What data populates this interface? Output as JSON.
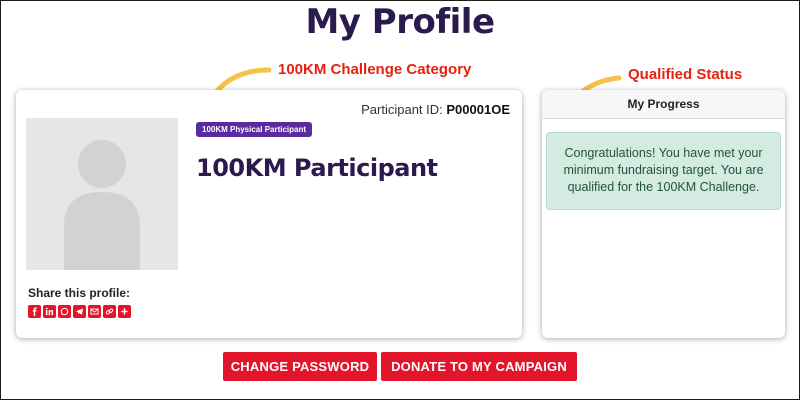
{
  "page": {
    "title": "My Profile"
  },
  "annotations": {
    "category": "100KM Challenge Category",
    "status": "Qualified Status",
    "arrow_color": "#f5c24a",
    "text_color": "#e8200f"
  },
  "profile": {
    "participant_id_label": "Participant ID:",
    "participant_id": "P00001OE",
    "badge": "100KM Physical Participant",
    "title": "100KM Participant",
    "share_label": "Share this profile:",
    "share_icons": [
      "facebook-icon",
      "linkedin-icon",
      "whatsapp-icon",
      "telegram-icon",
      "email-icon",
      "copy-link-icon",
      "more-share-icon"
    ]
  },
  "progress": {
    "header": "My Progress",
    "message": "Congratulations! You have met your minimum fundraising target. You are qualified for the 100KM Challenge."
  },
  "buttons": {
    "change_password": "CHANGE PASSWORD",
    "donate": "DONATE TO MY CAMPAIGN"
  },
  "colors": {
    "brand_red": "#e3152b",
    "badge_purple": "#5a2b9e",
    "title_navy": "#2b1a4e",
    "success_bg": "#d3ebe0"
  }
}
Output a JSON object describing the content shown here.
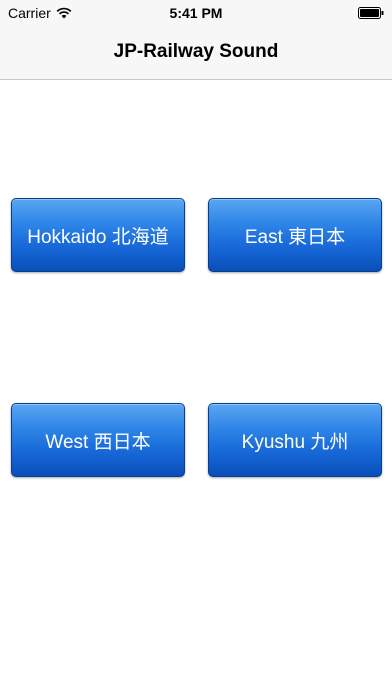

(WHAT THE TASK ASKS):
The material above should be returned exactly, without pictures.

(RESULT):
What data populates this interface? Output as JSON.
{
  "page": {
    "title": "My Profile"
  },
  "annotations": {
    "category": "100KM Challenge Category",
    "status": "Qualified Status",
    "arrow_color": "#f5c24a",
    "text_color": "#e8200f"
  },
  "profile": {
    "participant_id_label": "Participant ID:",
    "participant_id": "P00001OE",
    "badge": "100KM Physical Participant",
    "title": "100KM Participant",
    "share_label": "Share this profile:",
    "share_icons": [
      "facebook-icon",
      "linkedin-icon",
      "whatsapp-icon",
      "telegram-icon",
      "email-icon",
      "copy-link-icon",
      "more-share-icon"
    ]
  },
  "progress": {
    "header": "My Progress",
    "message": "Congratulations! You have met your minimum fundraising target. You are qualified for the 100KM Challenge."
  },
  "buttons": {
    "change_password": "CHANGE PASSWORD",
    "donate": "DONATE TO MY CAMPAIGN"
  },
  "colors": {
    "brand_red": "#e3152b",
    "badge_purple": "#5a2b9e",
    "title_navy": "#2b1a4e",
    "success_bg": "#d3ebe0"
  }
}
Output a JSON object describing the content shown here.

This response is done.